Entries from a dataset of interfaces:
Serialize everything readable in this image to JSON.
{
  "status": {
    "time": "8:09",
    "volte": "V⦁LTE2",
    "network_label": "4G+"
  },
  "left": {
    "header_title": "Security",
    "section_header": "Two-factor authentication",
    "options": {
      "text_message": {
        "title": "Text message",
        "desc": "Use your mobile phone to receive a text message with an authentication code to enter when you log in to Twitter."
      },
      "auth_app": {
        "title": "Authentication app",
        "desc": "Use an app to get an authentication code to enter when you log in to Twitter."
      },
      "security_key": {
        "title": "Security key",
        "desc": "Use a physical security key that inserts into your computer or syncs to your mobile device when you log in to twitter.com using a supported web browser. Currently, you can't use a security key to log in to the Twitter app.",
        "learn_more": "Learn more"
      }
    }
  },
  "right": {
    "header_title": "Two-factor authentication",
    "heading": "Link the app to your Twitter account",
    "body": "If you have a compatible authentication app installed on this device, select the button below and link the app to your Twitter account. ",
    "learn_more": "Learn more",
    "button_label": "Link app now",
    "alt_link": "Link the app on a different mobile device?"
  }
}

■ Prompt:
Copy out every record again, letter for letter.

■ Response box:
Serialize everything readable in this image to JSON.
{
  "status": {
    "time": "8:09",
    "volte": "V⦁LTE2",
    "network_label": "4G+"
  },
  "left": {
    "header_title": "Security",
    "section_header": "Two-factor authentication",
    "options": {
      "text_message": {
        "title": "Text message",
        "desc": "Use your mobile phone to receive a text message with an authentication code to enter when you log in to Twitter."
      },
      "auth_app": {
        "title": "Authentication app",
        "desc": "Use an app to get an authentication code to enter when you log in to Twitter."
      },
      "security_key": {
        "title": "Security key",
        "desc": "Use a physical security key that inserts into your computer or syncs to your mobile device when you log in to twitter.com using a supported web browser. Currently, you can't use a security key to log in to the Twitter app.",
        "learn_more": "Learn more"
      }
    }
  },
  "right": {
    "header_title": "Two-factor authentication",
    "heading": "Link the app to your Twitter account",
    "body": "If you have a compatible authentication app installed on this device, select the button below and link the app to your Twitter account. ",
    "learn_more": "Learn more",
    "button_label": "Link app now",
    "alt_link": "Link the app on a different mobile device?"
  }
}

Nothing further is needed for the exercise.